(DATA PROVIDED)

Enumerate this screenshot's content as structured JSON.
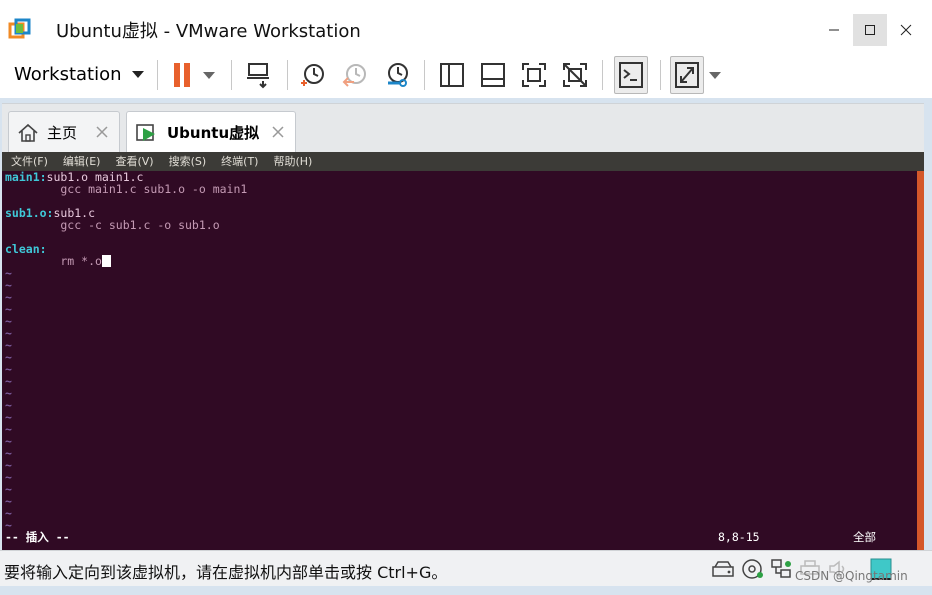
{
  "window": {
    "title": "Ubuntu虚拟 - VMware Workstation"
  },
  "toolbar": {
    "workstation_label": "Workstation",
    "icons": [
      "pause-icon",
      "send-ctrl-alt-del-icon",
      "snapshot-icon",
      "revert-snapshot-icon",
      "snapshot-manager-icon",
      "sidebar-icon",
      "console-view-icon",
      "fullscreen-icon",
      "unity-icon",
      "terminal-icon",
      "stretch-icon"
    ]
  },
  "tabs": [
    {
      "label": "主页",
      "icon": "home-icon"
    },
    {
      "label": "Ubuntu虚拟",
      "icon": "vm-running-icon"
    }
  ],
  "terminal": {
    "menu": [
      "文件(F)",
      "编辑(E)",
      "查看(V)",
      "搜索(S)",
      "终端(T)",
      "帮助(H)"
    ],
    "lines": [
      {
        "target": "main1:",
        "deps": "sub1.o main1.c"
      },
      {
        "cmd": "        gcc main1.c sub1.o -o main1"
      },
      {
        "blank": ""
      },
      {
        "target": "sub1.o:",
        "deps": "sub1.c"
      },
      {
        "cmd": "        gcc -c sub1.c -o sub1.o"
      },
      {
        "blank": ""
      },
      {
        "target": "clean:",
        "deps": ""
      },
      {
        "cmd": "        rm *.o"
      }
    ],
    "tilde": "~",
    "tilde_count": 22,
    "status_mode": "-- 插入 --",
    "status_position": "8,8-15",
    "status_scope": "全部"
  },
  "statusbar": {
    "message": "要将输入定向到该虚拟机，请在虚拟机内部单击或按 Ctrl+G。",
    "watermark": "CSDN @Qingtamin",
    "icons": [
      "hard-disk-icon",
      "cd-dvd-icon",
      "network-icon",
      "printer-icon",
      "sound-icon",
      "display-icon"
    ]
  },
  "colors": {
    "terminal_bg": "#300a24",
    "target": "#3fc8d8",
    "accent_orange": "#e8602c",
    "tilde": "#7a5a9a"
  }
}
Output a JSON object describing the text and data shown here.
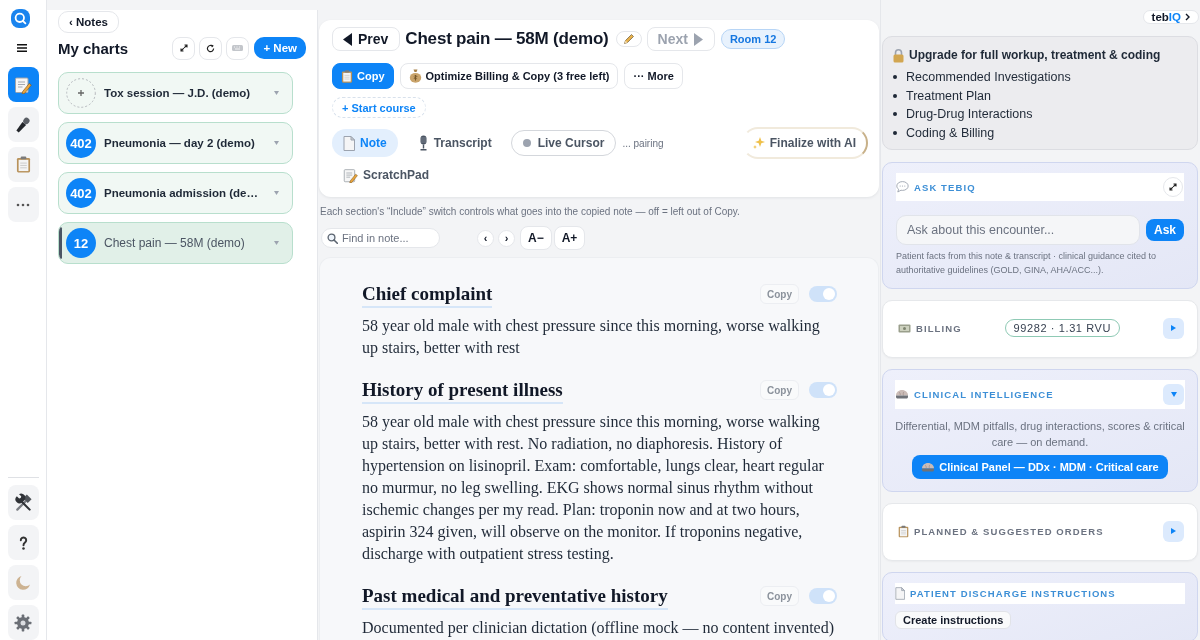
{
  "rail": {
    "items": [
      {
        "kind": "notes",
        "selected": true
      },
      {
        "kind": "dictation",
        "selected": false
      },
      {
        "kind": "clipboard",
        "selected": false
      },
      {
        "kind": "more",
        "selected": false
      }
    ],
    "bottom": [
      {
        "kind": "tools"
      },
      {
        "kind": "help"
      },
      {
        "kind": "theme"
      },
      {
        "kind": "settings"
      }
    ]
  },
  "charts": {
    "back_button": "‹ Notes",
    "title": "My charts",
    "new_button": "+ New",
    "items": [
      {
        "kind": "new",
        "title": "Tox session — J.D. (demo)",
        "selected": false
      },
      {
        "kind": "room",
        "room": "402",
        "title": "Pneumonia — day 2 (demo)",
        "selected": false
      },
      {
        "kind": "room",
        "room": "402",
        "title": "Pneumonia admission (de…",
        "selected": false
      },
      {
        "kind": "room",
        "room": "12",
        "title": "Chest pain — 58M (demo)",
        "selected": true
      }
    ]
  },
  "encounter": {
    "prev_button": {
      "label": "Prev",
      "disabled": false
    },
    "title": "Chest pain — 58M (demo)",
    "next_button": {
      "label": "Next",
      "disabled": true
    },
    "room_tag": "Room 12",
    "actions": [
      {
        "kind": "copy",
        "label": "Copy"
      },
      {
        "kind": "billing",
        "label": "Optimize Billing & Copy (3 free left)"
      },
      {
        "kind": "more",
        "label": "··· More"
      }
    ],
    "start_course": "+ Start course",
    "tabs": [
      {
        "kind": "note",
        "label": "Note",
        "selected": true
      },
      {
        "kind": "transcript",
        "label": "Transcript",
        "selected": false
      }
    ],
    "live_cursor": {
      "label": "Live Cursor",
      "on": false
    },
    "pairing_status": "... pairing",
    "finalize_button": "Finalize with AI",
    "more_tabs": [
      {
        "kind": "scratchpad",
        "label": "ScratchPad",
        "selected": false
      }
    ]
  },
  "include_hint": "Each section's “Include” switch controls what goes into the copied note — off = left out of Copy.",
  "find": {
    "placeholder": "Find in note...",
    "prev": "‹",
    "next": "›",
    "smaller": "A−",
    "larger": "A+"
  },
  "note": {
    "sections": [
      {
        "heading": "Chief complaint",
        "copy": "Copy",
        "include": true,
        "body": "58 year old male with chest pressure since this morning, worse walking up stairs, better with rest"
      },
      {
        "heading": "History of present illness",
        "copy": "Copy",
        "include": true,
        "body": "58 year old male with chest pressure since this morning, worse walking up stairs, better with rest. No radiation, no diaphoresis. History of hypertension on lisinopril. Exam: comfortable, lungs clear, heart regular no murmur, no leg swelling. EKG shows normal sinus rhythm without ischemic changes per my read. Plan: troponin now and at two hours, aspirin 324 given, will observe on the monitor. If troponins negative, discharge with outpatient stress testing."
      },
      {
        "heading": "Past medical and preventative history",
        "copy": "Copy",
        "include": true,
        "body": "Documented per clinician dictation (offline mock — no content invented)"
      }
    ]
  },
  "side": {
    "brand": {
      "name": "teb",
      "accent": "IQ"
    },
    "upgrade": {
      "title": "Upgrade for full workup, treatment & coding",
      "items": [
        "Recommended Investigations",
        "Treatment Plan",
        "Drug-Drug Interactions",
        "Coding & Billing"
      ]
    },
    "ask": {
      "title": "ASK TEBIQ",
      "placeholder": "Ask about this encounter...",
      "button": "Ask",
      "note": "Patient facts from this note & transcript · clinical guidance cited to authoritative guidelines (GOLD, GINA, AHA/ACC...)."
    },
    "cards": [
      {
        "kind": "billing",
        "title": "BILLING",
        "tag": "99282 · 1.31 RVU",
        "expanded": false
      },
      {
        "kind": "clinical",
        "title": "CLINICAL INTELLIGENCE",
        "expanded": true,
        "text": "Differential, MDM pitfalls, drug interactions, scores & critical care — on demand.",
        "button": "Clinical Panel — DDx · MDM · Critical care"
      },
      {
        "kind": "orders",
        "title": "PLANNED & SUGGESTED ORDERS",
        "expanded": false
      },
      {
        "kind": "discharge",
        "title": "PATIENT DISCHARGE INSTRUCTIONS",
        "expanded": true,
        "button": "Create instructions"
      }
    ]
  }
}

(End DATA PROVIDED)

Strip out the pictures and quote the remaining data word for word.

_TASK RESPONSE_.
Enumerate this screenshot's content as structured JSON.
{
  "window": {
    "title": "Ubuntu虚拟 - VMware Workstation"
  },
  "toolbar": {
    "workstation_label": "Workstation",
    "icons": [
      "pause-icon",
      "send-ctrl-alt-del-icon",
      "snapshot-icon",
      "revert-snapshot-icon",
      "snapshot-manager-icon",
      "sidebar-icon",
      "console-view-icon",
      "fullscreen-icon",
      "unity-icon",
      "terminal-icon",
      "stretch-icon"
    ]
  },
  "tabs": [
    {
      "label": "主页",
      "icon": "home-icon"
    },
    {
      "label": "Ubuntu虚拟",
      "icon": "vm-running-icon"
    }
  ],
  "terminal": {
    "menu": [
      "文件(F)",
      "编辑(E)",
      "查看(V)",
      "搜索(S)",
      "终端(T)",
      "帮助(H)"
    ],
    "lines": [
      {
        "target": "main1:",
        "deps": "sub1.o main1.c"
      },
      {
        "cmd": "        gcc main1.c sub1.o -o main1"
      },
      {
        "blank": ""
      },
      {
        "target": "sub1.o:",
        "deps": "sub1.c"
      },
      {
        "cmd": "        gcc -c sub1.c -o sub1.o"
      },
      {
        "blank": ""
      },
      {
        "target": "clean:",
        "deps": ""
      },
      {
        "cmd": "        rm *.o"
      }
    ],
    "tilde": "~",
    "tilde_count": 22,
    "status_mode": "-- 插入 --",
    "status_position": "8,8-15",
    "status_scope": "全部"
  },
  "statusbar": {
    "message": "要将输入定向到该虚拟机，请在虚拟机内部单击或按 Ctrl+G。",
    "watermark": "CSDN @Qingtamin",
    "icons": [
      "hard-disk-icon",
      "cd-dvd-icon",
      "network-icon",
      "printer-icon",
      "sound-icon",
      "display-icon"
    ]
  },
  "colors": {
    "terminal_bg": "#300a24",
    "target": "#3fc8d8",
    "accent_orange": "#e8602c",
    "tilde": "#7a5a9a"
  }
}
Output a JSON object describing the text and data shown here.
{
  "rail": {
    "items": [
      {
        "kind": "notes",
        "selected": true
      },
      {
        "kind": "dictation",
        "selected": false
      },
      {
        "kind": "clipboard",
        "selected": false
      },
      {
        "kind": "more",
        "selected": false
      }
    ],
    "bottom": [
      {
        "kind": "tools"
      },
      {
        "kind": "help"
      },
      {
        "kind": "theme"
      },
      {
        "kind": "settings"
      }
    ]
  },
  "charts": {
    "back_button": "‹ Notes",
    "title": "My charts",
    "new_button": "+ New",
    "items": [
      {
        "kind": "new",
        "title": "Tox session — J.D. (demo)",
        "selected": false
      },
      {
        "kind": "room",
        "room": "402",
        "title": "Pneumonia — day 2 (demo)",
        "selected": false
      },
      {
        "kind": "room",
        "room": "402",
        "title": "Pneumonia admission (de…",
        "selected": false
      },
      {
        "kind": "room",
        "room": "12",
        "title": "Chest pain — 58M (demo)",
        "selected": true
      }
    ]
  },
  "encounter": {
    "prev_button": {
      "label": "Prev",
      "disabled": false
    },
    "title": "Chest pain — 58M (demo)",
    "next_button": {
      "label": "Next",
      "disabled": true
    },
    "room_tag": "Room 12",
    "actions": [
      {
        "kind": "copy",
        "label": "Copy"
      },
      {
        "kind": "billing",
        "label": "Optimize Billing & Copy (3 free left)"
      },
      {
        "kind": "more",
        "label": "··· More"
      }
    ],
    "start_course": "+ Start course",
    "tabs": [
      {
        "kind": "note",
        "label": "Note",
        "selected": true
      },
      {
        "kind": "transcript",
        "label": "Transcript",
        "selected": false
      }
    ],
    "live_cursor": {
      "label": "Live Cursor",
      "on": false
    },
    "pairing_status": "... pairing",
    "finalize_button": "Finalize with AI",
    "more_tabs": [
      {
        "kind": "scratchpad",
        "label": "ScratchPad",
        "selected": false
      }
    ]
  },
  "include_hint": "Each section's “Include” switch controls what goes into the copied note — off = left out of Copy.",
  "find": {
    "placeholder": "Find in note...",
    "prev": "‹",
    "next": "›",
    "smaller": "A−",
    "larger": "A+"
  },
  "note": {
    "sections": [
      {
        "heading": "Chief complaint",
        "copy": "Copy",
        "include": true,
        "body": "58 year old male with chest pressure since this morning, worse walking up stairs, better with rest"
      },
      {
        "heading": "History of present illness",
        "copy": "Copy",
        "include": true,
        "body": "58 year old male with chest pressure since this morning, worse walking up stairs, better with rest. No radiation, no diaphoresis. History of hypertension on lisinopril. Exam: comfortable, lungs clear, heart regular no murmur, no leg swelling. EKG shows normal sinus rhythm without ischemic changes per my read. Plan: troponin now and at two hours, aspirin 324 given, will observe on the monitor. If troponins negative, discharge with outpatient stress testing."
      },
      {
        "heading": "Past medical and preventative history",
        "copy": "Copy",
        "include": true,
        "body": "Documented per clinician dictation (offline mock — no content invented)"
      }
    ]
  },
  "side": {
    "brand": {
      "name": "teb",
      "accent": "IQ"
    },
    "upgrade": {
      "title": "Upgrade for full workup, treatment & coding",
      "items": [
        "Recommended Investigations",
        "Treatment Plan",
        "Drug-Drug Interactions",
        "Coding & Billing"
      ]
    },
    "ask": {
      "title": "ASK TEBIQ",
      "placeholder": "Ask about this encounter...",
      "button": "Ask",
      "note": "Patient facts from this note & transcript · clinical guidance cited to authoritative guidelines (GOLD, GINA, AHA/ACC...)."
    },
    "cards": [
      {
        "kind": "billing",
        "title": "BILLING",
        "tag": "99282 · 1.31 RVU",
        "expanded": false
      },
      {
        "kind": "clinical",
        "title": "CLINICAL INTELLIGENCE",
        "expanded": true,
        "text": "Differential, MDM pitfalls, drug interactions, scores & critical care — on demand.",
        "button": "Clinical Panel — DDx · MDM · Critical care"
      },
      {
        "kind": "orders",
        "title": "PLANNED & SUGGESTED ORDERS",
        "expanded": false
      },
      {
        "kind": "discharge",
        "title": "PATIENT DISCHARGE INSTRUCTIONS",
        "expanded": true,
        "button": "Create instructions"
      }
    ]
  }
}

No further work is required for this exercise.